[[ INPUT RECORDS, beginning ]]
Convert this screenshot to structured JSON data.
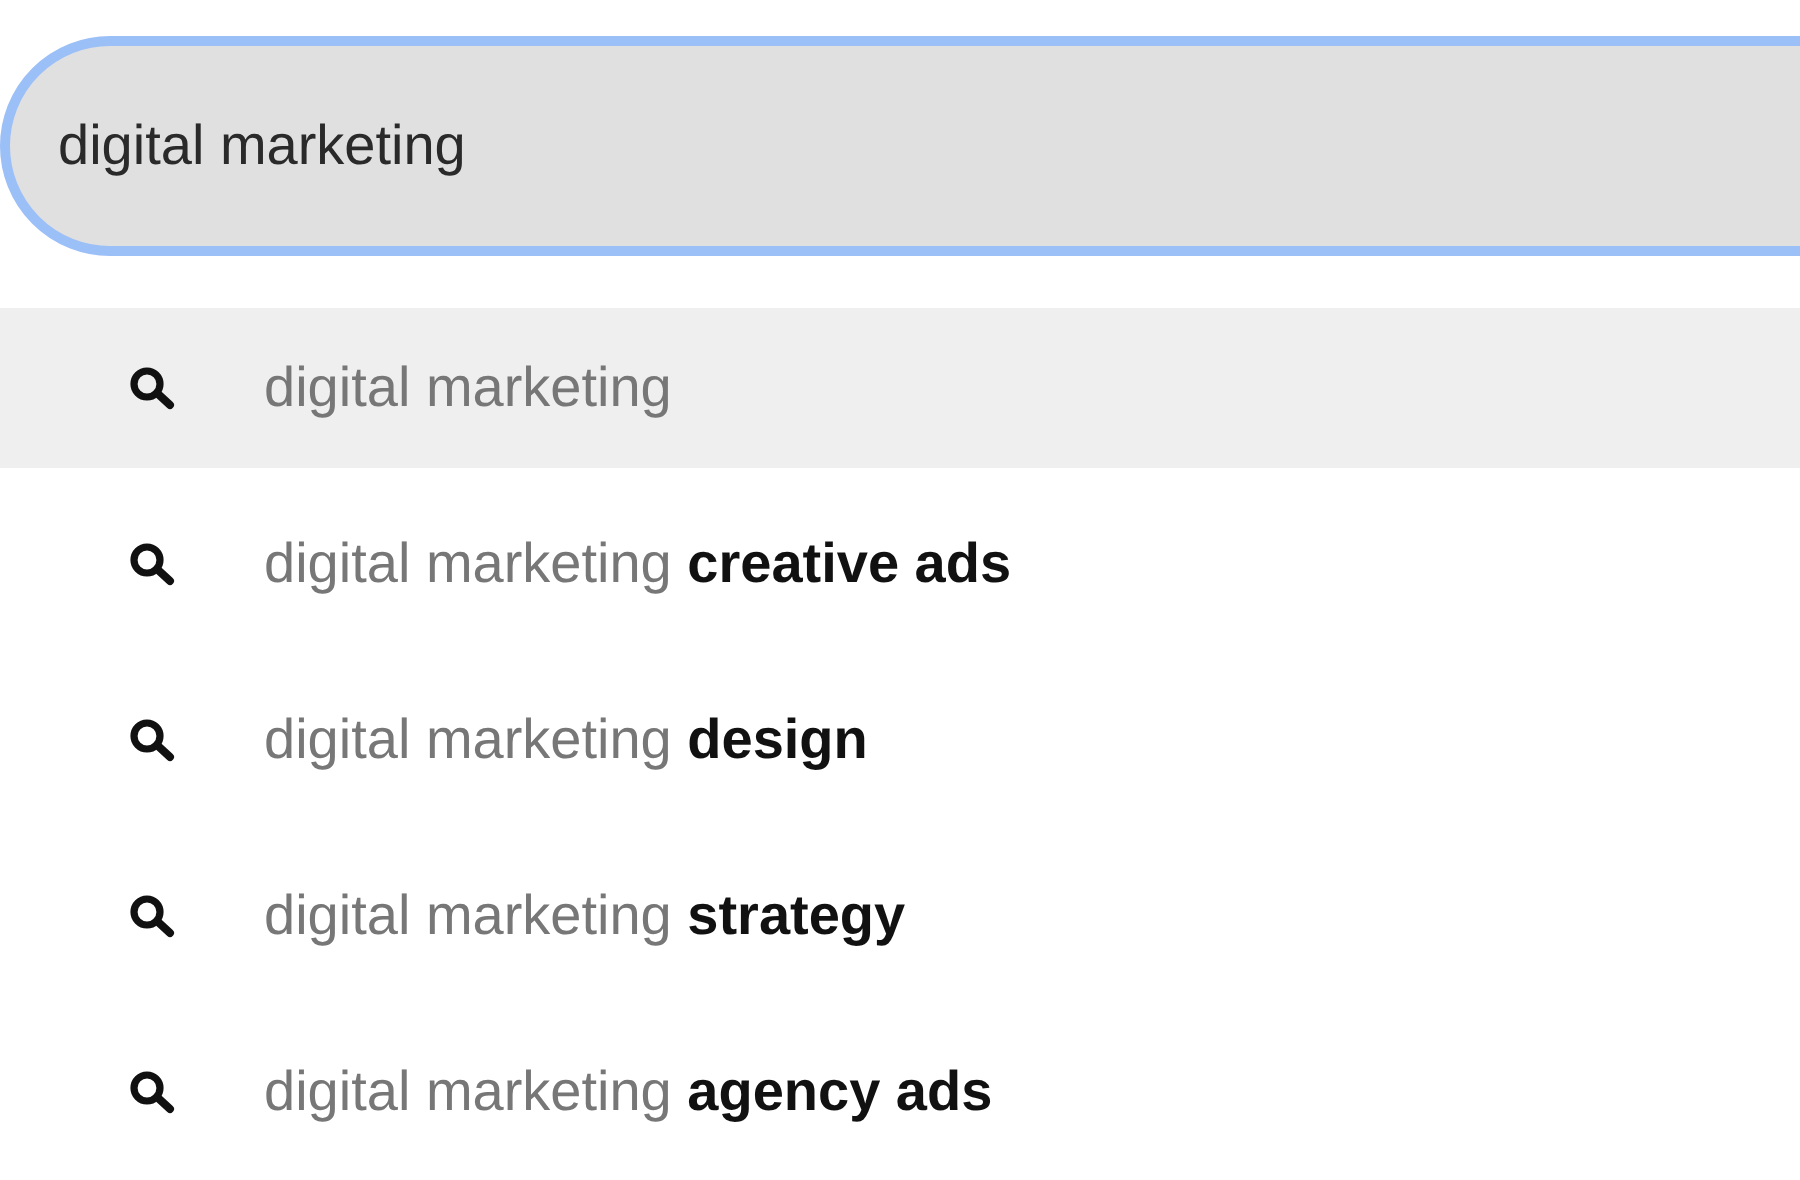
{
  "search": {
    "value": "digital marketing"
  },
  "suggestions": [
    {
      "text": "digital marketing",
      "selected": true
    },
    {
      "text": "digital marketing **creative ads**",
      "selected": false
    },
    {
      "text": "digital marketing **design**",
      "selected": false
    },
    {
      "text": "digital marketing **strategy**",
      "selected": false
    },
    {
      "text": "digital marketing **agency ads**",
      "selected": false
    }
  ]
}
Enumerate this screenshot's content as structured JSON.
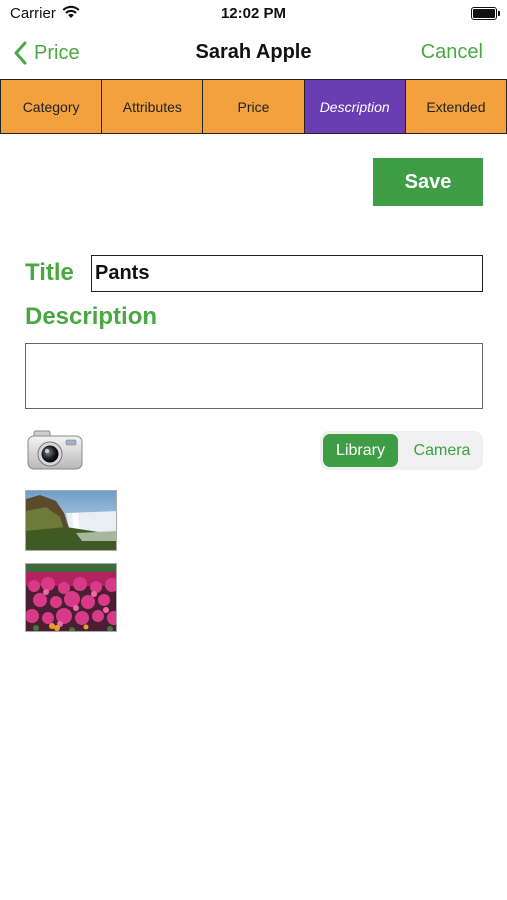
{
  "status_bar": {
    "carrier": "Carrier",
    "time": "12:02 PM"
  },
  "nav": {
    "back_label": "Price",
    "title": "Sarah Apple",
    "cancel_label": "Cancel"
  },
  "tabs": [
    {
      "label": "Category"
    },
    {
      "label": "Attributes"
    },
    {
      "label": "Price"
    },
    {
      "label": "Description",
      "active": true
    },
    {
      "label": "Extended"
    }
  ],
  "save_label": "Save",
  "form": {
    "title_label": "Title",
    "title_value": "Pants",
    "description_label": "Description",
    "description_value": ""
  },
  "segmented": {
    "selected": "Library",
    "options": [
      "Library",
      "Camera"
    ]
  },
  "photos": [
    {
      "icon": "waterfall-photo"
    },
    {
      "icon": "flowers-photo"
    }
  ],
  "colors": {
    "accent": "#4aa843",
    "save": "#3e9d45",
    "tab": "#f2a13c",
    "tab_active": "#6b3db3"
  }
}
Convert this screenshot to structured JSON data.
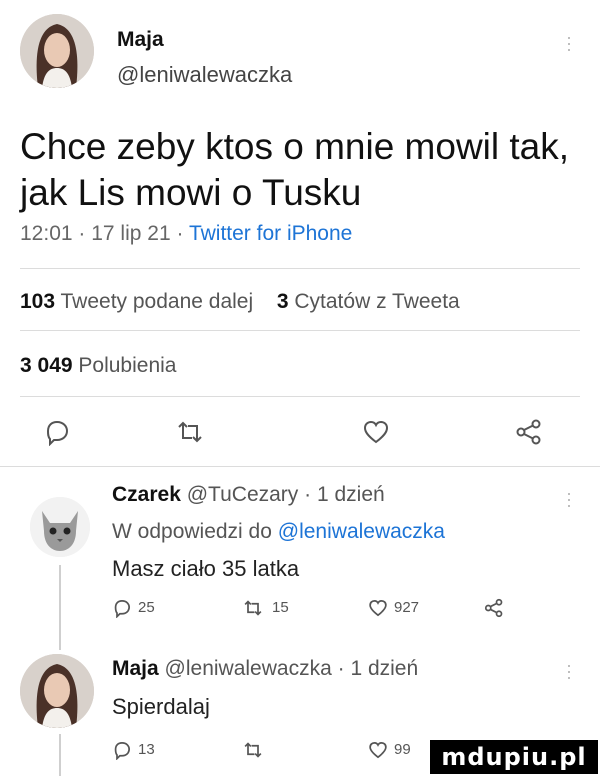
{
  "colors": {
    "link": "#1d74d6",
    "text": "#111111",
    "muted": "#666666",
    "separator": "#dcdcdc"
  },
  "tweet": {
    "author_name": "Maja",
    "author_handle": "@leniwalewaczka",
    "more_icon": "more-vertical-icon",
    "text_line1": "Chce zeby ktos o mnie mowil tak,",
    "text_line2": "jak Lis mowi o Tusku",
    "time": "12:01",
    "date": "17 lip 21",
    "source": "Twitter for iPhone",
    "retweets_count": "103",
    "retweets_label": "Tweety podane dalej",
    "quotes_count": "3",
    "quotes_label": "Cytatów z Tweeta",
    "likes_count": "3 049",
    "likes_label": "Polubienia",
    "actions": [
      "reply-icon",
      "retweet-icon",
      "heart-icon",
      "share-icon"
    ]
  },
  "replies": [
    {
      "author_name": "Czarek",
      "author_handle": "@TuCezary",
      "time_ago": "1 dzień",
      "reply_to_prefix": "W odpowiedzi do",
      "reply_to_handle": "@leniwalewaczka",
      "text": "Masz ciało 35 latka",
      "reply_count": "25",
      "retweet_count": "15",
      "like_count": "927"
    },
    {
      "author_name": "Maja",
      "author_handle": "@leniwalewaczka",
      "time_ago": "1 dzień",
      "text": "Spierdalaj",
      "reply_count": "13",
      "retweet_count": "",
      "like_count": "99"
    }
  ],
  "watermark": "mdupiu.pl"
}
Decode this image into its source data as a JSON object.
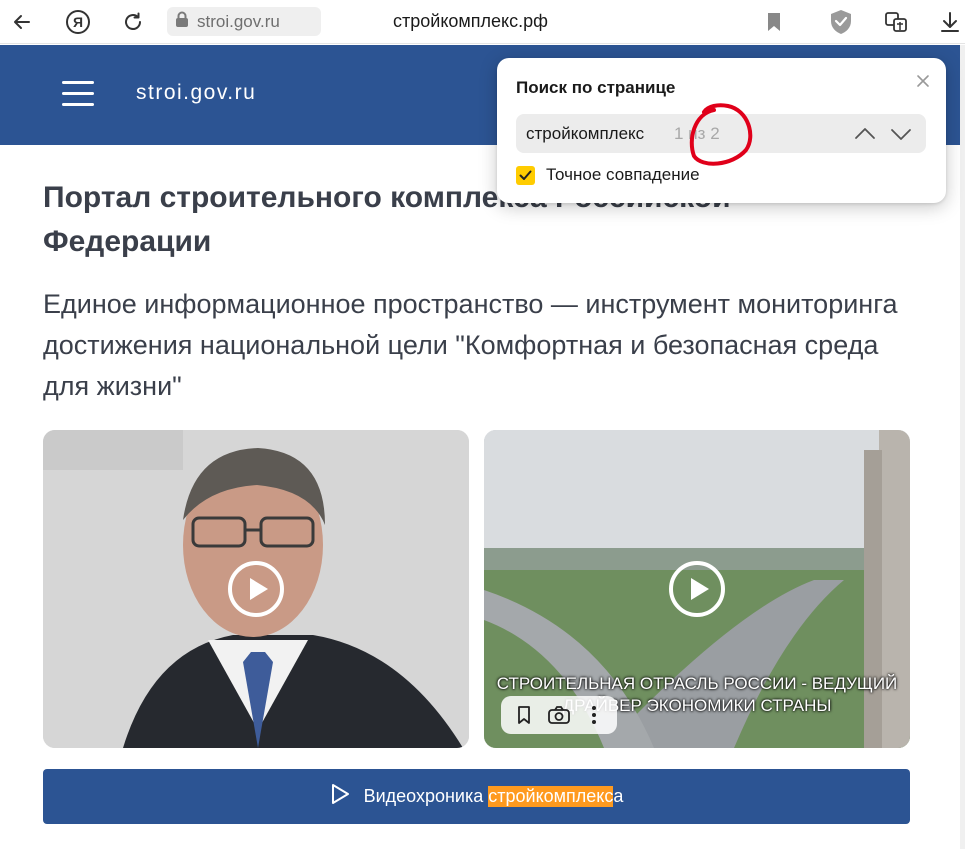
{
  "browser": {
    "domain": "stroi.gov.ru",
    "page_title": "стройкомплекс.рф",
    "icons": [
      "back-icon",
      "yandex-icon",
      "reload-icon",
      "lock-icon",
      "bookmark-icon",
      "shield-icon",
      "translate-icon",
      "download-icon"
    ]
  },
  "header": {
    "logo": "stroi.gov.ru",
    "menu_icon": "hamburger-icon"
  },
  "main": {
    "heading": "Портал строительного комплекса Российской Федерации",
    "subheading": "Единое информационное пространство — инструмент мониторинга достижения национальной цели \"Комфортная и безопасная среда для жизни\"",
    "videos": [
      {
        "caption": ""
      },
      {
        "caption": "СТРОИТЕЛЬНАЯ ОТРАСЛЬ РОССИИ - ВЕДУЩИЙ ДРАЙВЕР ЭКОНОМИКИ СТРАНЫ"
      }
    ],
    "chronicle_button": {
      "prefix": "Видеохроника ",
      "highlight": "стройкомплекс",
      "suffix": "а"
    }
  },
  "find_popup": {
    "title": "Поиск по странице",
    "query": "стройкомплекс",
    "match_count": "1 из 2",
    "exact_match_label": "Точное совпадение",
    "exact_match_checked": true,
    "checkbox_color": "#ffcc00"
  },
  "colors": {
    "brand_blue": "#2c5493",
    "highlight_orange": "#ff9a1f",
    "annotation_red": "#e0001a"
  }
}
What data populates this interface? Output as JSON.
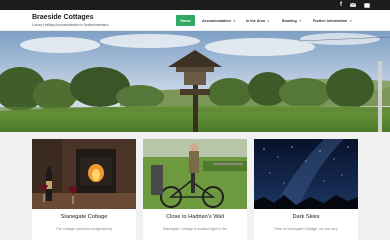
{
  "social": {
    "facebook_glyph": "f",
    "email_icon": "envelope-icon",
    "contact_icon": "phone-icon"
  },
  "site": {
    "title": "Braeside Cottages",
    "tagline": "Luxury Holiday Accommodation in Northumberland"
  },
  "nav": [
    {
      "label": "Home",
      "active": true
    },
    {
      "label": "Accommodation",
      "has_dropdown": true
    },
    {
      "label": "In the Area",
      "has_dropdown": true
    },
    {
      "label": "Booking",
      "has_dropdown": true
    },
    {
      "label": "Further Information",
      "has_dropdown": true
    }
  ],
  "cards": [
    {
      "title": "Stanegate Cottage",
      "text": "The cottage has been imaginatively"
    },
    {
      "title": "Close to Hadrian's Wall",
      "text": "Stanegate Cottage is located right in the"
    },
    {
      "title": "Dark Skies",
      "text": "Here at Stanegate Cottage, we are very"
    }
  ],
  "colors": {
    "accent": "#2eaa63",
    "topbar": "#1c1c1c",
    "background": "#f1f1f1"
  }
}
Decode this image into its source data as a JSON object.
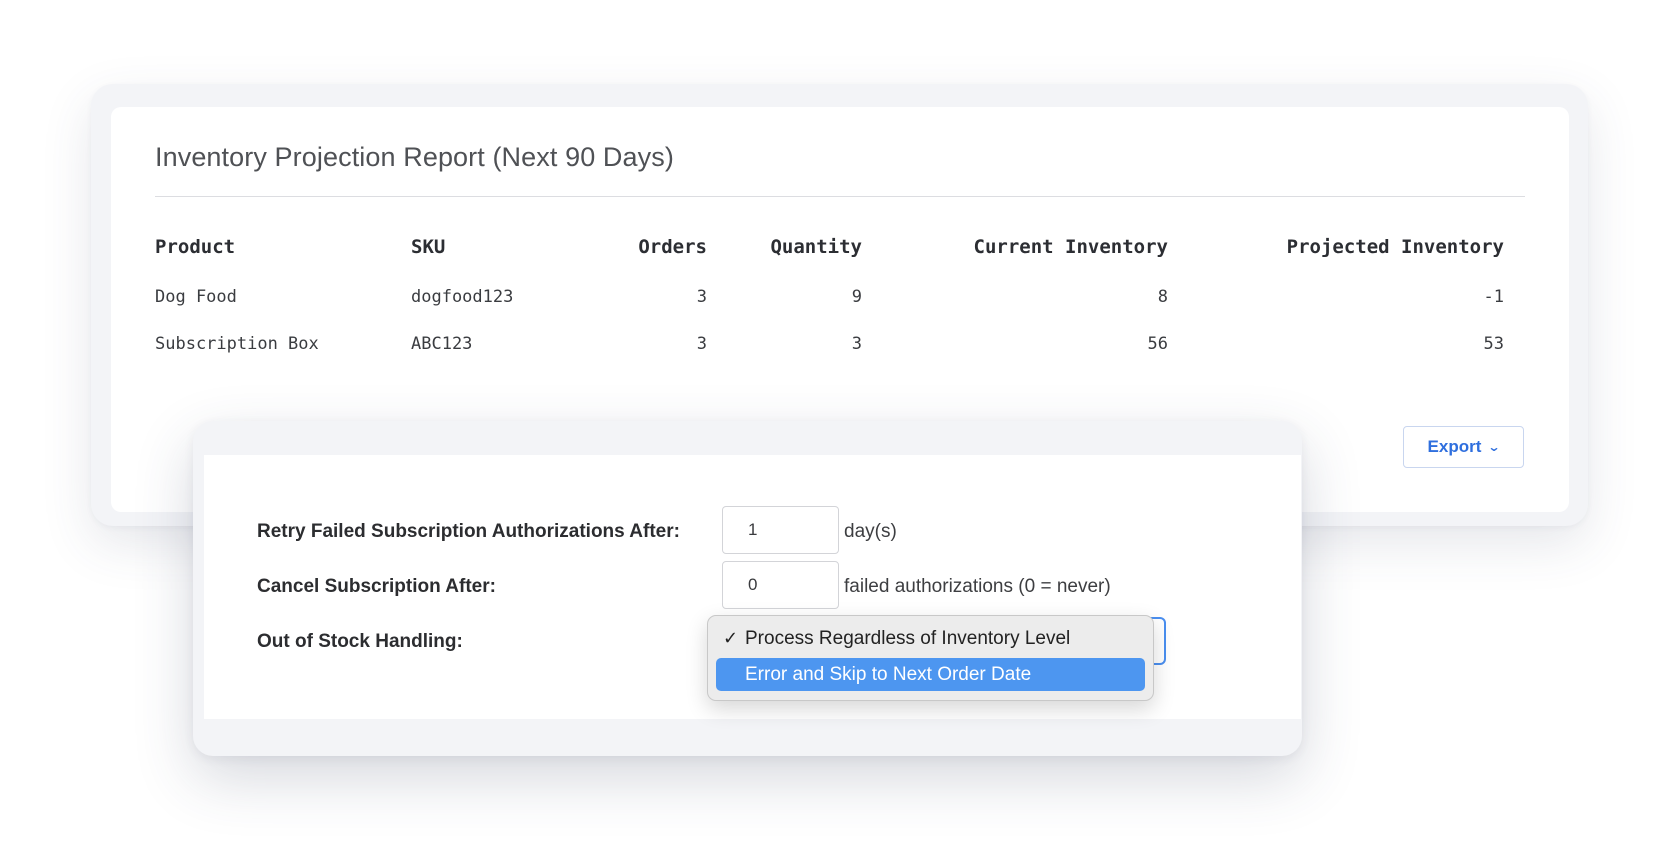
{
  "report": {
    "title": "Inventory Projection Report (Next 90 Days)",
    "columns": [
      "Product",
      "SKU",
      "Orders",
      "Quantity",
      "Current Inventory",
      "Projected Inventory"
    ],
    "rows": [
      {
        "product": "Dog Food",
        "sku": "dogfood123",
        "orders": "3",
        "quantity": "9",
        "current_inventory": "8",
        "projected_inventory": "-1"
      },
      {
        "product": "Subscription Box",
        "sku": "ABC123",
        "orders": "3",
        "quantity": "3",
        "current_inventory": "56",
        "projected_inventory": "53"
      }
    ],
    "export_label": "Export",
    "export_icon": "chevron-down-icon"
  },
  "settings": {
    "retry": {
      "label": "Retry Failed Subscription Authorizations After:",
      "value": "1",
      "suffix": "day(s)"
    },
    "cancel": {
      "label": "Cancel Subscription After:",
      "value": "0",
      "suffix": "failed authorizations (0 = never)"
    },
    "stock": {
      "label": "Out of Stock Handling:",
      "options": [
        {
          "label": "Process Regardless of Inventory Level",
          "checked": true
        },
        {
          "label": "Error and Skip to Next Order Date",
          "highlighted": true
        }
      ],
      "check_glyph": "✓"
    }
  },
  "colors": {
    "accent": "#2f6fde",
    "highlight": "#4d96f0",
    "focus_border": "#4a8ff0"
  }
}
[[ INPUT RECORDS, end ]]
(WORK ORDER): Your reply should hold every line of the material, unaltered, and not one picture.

(TASK RESULT):
Convert this screenshot to structured JSON data.
{
  "search": {
    "value": "digital marketing"
  },
  "suggestions": [
    {
      "text": "digital marketing",
      "selected": true
    },
    {
      "text": "digital marketing **creative ads**",
      "selected": false
    },
    {
      "text": "digital marketing **design**",
      "selected": false
    },
    {
      "text": "digital marketing **strategy**",
      "selected": false
    },
    {
      "text": "digital marketing **agency ads**",
      "selected": false
    }
  ]
}
Enumerate this screenshot's content as structured JSON.
{
  "status_bar": {
    "carrier": "Carrier",
    "time": "12:02 PM"
  },
  "nav": {
    "back_label": "Price",
    "title": "Sarah Apple",
    "cancel_label": "Cancel"
  },
  "tabs": [
    {
      "label": "Category"
    },
    {
      "label": "Attributes"
    },
    {
      "label": "Price"
    },
    {
      "label": "Description",
      "active": true
    },
    {
      "label": "Extended"
    }
  ],
  "save_label": "Save",
  "form": {
    "title_label": "Title",
    "title_value": "Pants",
    "description_label": "Description",
    "description_value": ""
  },
  "segmented": {
    "selected": "Library",
    "options": [
      "Library",
      "Camera"
    ]
  },
  "photos": [
    {
      "icon": "waterfall-photo"
    },
    {
      "icon": "flowers-photo"
    }
  ],
  "colors": {
    "accent": "#4aa843",
    "save": "#3e9d45",
    "tab": "#f2a13c",
    "tab_active": "#6b3db3"
  }
}
Convert this screenshot to structured JSON data.
{
  "colors": {
    "link": "#1d74d6",
    "text": "#111111",
    "muted": "#666666",
    "separator": "#dcdcdc"
  },
  "tweet": {
    "author_name": "Maja",
    "author_handle": "@leniwalewaczka",
    "more_icon": "more-vertical-icon",
    "text_line1": "Chce zeby ktos o mnie mowil tak,",
    "text_line2": "jak Lis mowi o Tusku",
    "time": "12:01",
    "date": "17 lip 21",
    "source": "Twitter for iPhone",
    "retweets_count": "103",
    "retweets_label": "Tweety podane dalej",
    "quotes_count": "3",
    "quotes_label": "Cytatów z Tweeta",
    "likes_count": "3 049",
    "likes_label": "Polubienia",
    "actions": [
      "reply-icon",
      "retweet-icon",
      "heart-icon",
      "share-icon"
    ]
  },
  "replies": [
    {
      "author_name": "Czarek",
      "author_handle": "@TuCezary",
      "time_ago": "1 dzień",
      "reply_to_prefix": "W odpowiedzi do",
      "reply_to_handle": "@leniwalewaczka",
      "text": "Masz ciało 35 latka",
      "reply_count": "25",
      "retweet_count": "15",
      "like_count": "927"
    },
    {
      "author_name": "Maja",
      "author_handle": "@leniwalewaczka",
      "time_ago": "1 dzień",
      "text": "Spierdalaj",
      "reply_count": "13",
      "retweet_count": "",
      "like_count": "99"
    }
  ],
  "watermark": "mdupiu.pl"
}
Decode this image into its source data as a JSON object.
{
  "browser": {
    "domain": "stroi.gov.ru",
    "page_title": "стройкомплекс.рф",
    "icons": [
      "back-icon",
      "yandex-icon",
      "reload-icon",
      "lock-icon",
      "bookmark-icon",
      "shield-icon",
      "translate-icon",
      "download-icon"
    ]
  },
  "header": {
    "logo": "stroi.gov.ru",
    "menu_icon": "hamburger-icon"
  },
  "main": {
    "heading": "Портал строительного комплекса Российской Федерации",
    "subheading": "Единое информационное пространство — инструмент мониторинга достижения национальной цели \"Комфортная и безопасная среда для жизни\"",
    "videos": [
      {
        "caption": ""
      },
      {
        "caption": "СТРОИТЕЛЬНАЯ ОТРАСЛЬ РОССИИ - ВЕДУЩИЙ ДРАЙВЕР ЭКОНОМИКИ СТРАНЫ"
      }
    ],
    "chronicle_button": {
      "prefix": "Видеохроника ",
      "highlight": "стройкомплекс",
      "suffix": "а"
    }
  },
  "find_popup": {
    "title": "Поиск по странице",
    "query": "стройкомплекс",
    "match_count": "1 из 2",
    "exact_match_label": "Точное совпадение",
    "exact_match_checked": true,
    "checkbox_color": "#ffcc00"
  },
  "colors": {
    "brand_blue": "#2c5493",
    "highlight_orange": "#ff9a1f",
    "annotation_red": "#e0001a"
  }
}
What data populates this interface? Output as JSON.
{
  "social": {
    "facebook_glyph": "f",
    "email_icon": "envelope-icon",
    "contact_icon": "phone-icon"
  },
  "site": {
    "title": "Braeside Cottages",
    "tagline": "Luxury Holiday Accommodation in Northumberland"
  },
  "nav": [
    {
      "label": "Home",
      "active": true
    },
    {
      "label": "Accommodation",
      "has_dropdown": true
    },
    {
      "label": "In the Area",
      "has_dropdown": true
    },
    {
      "label": "Booking",
      "has_dropdown": true
    },
    {
      "label": "Further Information",
      "has_dropdown": true
    }
  ],
  "cards": [
    {
      "title": "Stanegate Cottage",
      "text": "The cottage has been imaginatively"
    },
    {
      "title": "Close to Hadrian's Wall",
      "text": "Stanegate Cottage is located right in the"
    },
    {
      "title": "Dark Skies",
      "text": "Here at Stanegate Cottage, we are very"
    }
  ],
  "colors": {
    "accent": "#2eaa63",
    "topbar": "#1c1c1c",
    "background": "#f1f1f1"
  }
}
Decode this image into its source data as a JSON object.
{
  "report": {
    "title": "Inventory Projection Report (Next 90 Days)",
    "columns": [
      "Product",
      "SKU",
      "Orders",
      "Quantity",
      "Current Inventory",
      "Projected Inventory"
    ],
    "rows": [
      {
        "product": "Dog Food",
        "sku": "dogfood123",
        "orders": "3",
        "quantity": "9",
        "current_inventory": "8",
        "projected_inventory": "-1"
      },
      {
        "product": "Subscription Box",
        "sku": "ABC123",
        "orders": "3",
        "quantity": "3",
        "current_inventory": "56",
        "projected_inventory": "53"
      }
    ],
    "export_label": "Export",
    "export_icon": "chevron-down-icon"
  },
  "settings": {
    "retry": {
      "label": "Retry Failed Subscription Authorizations After:",
      "value": "1",
      "suffix": "day(s)"
    },
    "cancel": {
      "label": "Cancel Subscription After:",
      "value": "0",
      "suffix": "failed authorizations (0 = never)"
    },
    "stock": {
      "label": "Out of Stock Handling:",
      "options": [
        {
          "label": "Process Regardless of Inventory Level",
          "checked": true
        },
        {
          "label": "Error and Skip to Next Order Date",
          "highlighted": true
        }
      ],
      "check_glyph": "✓"
    }
  },
  "colors": {
    "accent": "#2f6fde",
    "highlight": "#4d96f0",
    "focus_border": "#4a8ff0"
  }
}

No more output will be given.